- **About this task**: Say nothing but the number of lines below in which the string "Public" appears.

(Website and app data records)

------------------------------------------------

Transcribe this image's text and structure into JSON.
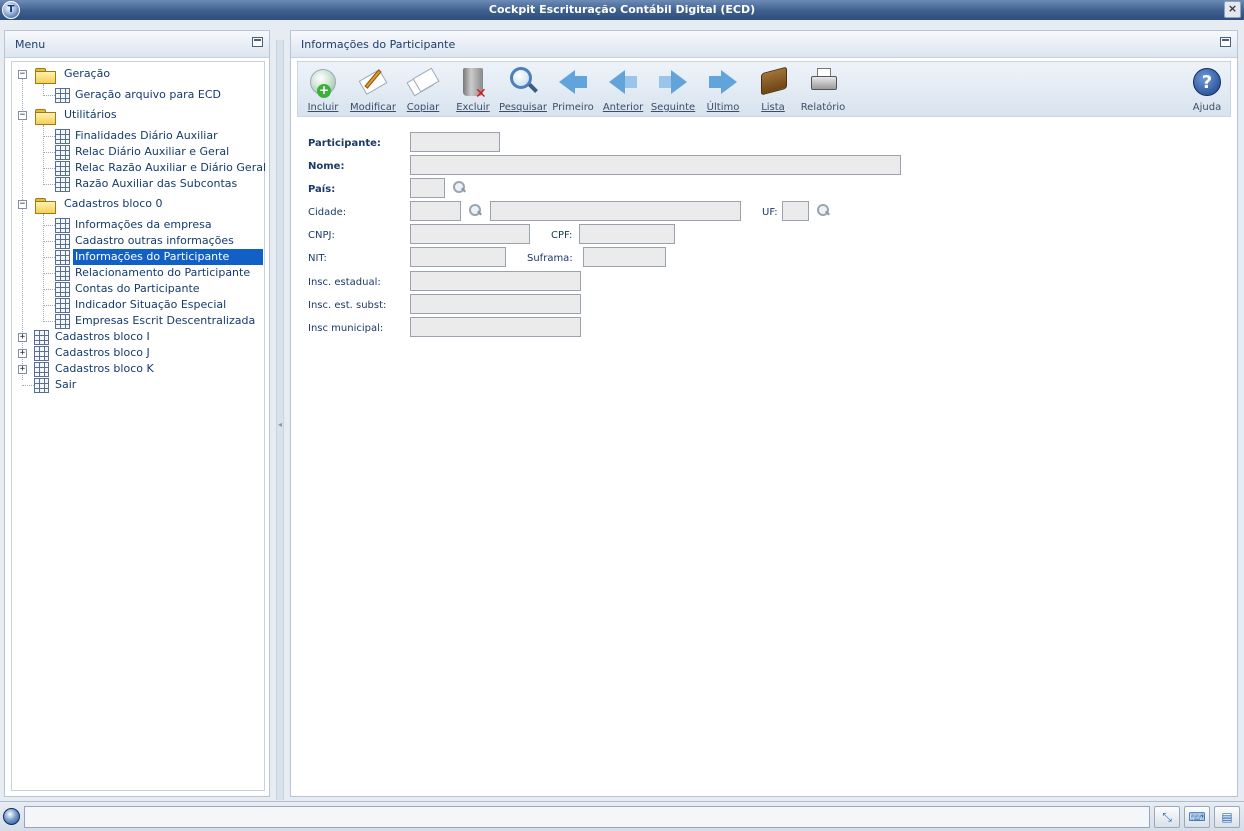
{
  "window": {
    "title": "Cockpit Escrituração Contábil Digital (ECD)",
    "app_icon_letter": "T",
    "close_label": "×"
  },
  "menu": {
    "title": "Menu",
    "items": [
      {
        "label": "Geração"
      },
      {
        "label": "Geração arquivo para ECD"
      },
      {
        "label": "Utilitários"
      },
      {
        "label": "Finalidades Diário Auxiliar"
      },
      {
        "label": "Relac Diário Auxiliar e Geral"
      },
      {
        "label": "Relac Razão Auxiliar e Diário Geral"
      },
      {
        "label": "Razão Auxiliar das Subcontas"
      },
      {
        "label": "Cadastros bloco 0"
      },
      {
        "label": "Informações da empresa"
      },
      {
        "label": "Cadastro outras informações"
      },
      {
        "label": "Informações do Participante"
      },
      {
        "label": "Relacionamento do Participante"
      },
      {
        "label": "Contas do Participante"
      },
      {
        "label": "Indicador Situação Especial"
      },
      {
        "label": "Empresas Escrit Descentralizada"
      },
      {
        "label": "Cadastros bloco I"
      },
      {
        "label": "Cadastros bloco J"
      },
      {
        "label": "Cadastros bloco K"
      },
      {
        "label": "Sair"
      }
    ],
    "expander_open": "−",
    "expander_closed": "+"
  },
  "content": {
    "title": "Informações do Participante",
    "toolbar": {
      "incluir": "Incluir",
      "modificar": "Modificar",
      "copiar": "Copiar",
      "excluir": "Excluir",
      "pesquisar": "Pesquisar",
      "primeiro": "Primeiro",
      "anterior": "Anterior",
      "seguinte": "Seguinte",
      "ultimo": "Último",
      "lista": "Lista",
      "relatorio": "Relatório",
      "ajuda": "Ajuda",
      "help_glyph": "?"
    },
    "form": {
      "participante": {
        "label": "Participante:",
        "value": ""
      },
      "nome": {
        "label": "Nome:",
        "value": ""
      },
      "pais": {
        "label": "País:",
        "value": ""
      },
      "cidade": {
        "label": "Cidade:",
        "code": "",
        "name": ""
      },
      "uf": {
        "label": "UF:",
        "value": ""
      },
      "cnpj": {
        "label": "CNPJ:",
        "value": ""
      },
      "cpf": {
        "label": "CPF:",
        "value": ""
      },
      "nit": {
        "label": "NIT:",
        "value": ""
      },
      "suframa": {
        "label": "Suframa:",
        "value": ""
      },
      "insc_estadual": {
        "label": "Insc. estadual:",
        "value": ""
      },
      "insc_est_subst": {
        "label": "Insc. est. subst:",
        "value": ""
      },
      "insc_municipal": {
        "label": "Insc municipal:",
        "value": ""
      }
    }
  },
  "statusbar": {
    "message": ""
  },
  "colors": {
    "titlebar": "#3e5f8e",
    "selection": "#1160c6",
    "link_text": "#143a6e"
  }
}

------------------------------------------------

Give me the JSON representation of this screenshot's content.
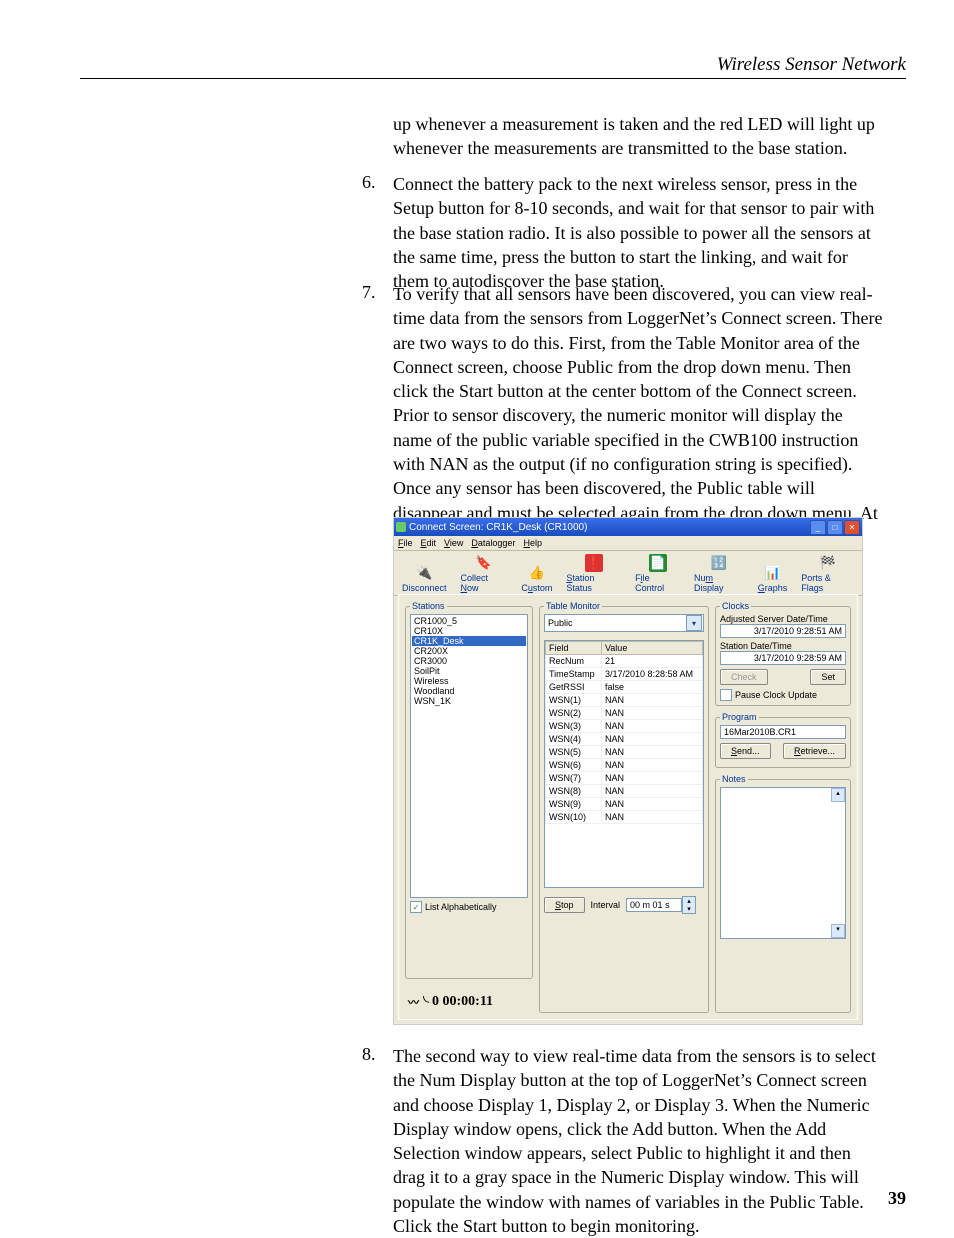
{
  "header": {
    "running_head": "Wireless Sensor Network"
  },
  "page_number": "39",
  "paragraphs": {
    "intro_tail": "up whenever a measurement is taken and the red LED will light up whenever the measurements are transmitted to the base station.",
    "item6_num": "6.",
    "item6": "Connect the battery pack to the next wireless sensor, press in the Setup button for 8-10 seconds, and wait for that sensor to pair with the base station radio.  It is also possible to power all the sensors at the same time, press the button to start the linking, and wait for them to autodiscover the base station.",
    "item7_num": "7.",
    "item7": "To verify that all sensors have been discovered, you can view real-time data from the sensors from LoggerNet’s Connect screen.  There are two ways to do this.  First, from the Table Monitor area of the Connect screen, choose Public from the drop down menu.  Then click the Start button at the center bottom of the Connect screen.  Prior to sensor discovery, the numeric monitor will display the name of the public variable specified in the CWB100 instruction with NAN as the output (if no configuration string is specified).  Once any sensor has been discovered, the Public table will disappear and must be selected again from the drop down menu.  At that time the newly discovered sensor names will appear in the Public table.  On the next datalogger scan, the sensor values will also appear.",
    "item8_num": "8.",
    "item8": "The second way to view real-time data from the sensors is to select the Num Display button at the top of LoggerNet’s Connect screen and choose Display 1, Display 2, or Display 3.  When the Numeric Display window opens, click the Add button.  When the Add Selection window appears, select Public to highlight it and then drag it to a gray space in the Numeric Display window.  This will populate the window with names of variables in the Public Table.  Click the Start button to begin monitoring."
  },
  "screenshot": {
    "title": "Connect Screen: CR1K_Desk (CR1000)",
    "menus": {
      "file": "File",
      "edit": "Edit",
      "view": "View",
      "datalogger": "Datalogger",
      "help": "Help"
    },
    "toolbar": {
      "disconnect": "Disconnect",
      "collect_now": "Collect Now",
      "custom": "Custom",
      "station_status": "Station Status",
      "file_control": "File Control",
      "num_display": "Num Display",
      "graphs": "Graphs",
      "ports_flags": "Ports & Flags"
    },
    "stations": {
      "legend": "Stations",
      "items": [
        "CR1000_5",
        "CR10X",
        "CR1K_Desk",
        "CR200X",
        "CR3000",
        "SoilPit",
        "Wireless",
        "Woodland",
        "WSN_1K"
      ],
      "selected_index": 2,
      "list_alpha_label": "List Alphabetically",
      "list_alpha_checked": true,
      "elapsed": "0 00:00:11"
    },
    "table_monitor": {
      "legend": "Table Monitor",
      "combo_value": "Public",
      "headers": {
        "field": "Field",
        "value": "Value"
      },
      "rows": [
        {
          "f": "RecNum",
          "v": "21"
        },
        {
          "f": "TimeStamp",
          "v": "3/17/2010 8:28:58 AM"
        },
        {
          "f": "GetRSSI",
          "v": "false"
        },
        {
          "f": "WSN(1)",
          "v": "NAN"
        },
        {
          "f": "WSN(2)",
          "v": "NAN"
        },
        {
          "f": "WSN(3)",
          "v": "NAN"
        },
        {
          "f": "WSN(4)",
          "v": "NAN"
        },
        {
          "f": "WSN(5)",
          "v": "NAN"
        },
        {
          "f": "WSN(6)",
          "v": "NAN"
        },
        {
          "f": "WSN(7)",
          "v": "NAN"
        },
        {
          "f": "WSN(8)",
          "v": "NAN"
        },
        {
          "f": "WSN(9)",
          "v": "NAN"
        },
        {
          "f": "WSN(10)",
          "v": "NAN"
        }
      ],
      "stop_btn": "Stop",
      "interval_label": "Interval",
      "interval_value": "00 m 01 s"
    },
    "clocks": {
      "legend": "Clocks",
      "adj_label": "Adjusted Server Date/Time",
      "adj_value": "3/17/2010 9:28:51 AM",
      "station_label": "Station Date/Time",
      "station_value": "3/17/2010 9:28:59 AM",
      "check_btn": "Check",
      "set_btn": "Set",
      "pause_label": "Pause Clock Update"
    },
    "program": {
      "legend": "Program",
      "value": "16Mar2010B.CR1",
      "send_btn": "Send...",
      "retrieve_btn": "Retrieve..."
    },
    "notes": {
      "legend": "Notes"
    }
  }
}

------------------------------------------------

- **Task answer**: 3